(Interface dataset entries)
——————————

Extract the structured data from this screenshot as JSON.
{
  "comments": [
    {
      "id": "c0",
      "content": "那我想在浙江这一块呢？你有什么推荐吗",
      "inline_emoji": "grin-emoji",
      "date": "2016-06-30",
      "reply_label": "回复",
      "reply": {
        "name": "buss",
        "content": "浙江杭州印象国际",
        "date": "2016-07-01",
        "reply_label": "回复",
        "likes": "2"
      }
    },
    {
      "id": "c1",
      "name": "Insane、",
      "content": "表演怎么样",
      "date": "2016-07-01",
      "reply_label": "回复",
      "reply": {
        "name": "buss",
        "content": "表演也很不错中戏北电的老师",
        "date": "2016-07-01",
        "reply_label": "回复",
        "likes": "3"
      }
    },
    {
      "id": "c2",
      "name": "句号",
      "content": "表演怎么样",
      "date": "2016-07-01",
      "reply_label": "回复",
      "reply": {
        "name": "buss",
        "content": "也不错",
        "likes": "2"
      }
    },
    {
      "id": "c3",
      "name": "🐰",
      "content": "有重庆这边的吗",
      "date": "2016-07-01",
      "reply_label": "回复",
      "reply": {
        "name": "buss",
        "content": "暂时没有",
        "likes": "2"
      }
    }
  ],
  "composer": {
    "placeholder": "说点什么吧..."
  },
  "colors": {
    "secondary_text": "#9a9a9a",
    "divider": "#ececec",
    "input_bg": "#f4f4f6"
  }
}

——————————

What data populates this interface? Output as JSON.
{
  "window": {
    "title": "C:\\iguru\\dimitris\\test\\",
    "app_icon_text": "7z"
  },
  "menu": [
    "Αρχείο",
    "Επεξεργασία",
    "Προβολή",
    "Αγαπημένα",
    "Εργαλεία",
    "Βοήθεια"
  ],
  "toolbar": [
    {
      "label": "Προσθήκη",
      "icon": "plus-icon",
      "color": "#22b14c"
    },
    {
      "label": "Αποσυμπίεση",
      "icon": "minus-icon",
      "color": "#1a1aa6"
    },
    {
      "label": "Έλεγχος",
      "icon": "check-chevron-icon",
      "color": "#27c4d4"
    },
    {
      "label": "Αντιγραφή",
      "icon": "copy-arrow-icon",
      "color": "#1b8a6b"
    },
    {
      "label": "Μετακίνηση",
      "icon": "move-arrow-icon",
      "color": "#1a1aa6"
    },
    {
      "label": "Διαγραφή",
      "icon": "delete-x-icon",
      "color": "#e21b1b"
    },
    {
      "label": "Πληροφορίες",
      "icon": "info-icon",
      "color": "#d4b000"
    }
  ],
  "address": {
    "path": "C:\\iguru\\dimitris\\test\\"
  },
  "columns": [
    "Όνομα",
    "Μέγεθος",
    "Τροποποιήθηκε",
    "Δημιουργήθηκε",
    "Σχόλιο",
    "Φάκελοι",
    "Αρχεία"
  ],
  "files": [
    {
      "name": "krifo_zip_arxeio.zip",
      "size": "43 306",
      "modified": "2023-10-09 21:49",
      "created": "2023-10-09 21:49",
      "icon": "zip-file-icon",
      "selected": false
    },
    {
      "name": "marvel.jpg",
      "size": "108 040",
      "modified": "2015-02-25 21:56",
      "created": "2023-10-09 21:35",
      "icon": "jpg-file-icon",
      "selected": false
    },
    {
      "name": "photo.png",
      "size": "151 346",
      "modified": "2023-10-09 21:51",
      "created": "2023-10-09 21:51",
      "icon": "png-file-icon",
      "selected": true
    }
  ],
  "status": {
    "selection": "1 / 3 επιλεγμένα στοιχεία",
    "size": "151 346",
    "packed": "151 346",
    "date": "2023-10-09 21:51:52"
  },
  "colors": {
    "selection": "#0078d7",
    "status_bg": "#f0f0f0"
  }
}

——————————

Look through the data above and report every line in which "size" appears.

■ Exercise solution:
      "size": "43 306",
      "size": "108 040",
      "size": "151 346",
    "size": "151 346",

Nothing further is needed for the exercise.